• _Records for this exercise_:

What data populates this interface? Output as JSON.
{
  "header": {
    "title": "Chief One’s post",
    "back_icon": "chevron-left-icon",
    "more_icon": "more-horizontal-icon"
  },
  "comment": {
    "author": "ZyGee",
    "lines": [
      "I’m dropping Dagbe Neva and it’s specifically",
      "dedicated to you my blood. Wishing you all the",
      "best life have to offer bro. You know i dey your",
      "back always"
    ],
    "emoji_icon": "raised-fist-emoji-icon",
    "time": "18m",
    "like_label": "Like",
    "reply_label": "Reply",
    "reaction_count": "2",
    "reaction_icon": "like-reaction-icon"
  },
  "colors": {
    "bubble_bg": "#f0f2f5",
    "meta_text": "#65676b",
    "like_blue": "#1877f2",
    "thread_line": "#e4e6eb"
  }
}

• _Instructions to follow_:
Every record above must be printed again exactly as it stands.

• _Response area_:
What data populates this interface? Output as JSON.
{
  "header": {
    "title": "Chief One’s post",
    "back_icon": "chevron-left-icon",
    "more_icon": "more-horizontal-icon"
  },
  "comment": {
    "author": "ZyGee",
    "lines": [
      "I’m dropping Dagbe Neva and it’s specifically",
      "dedicated to you my blood. Wishing you all the",
      "best life have to offer bro. You know i dey your",
      "back always"
    ],
    "emoji_icon": "raised-fist-emoji-icon",
    "time": "18m",
    "like_label": "Like",
    "reply_label": "Reply",
    "reaction_count": "2",
    "reaction_icon": "like-reaction-icon"
  },
  "colors": {
    "bubble_bg": "#f0f2f5",
    "meta_text": "#65676b",
    "like_blue": "#1877f2",
    "thread_line": "#e4e6eb"
  }
}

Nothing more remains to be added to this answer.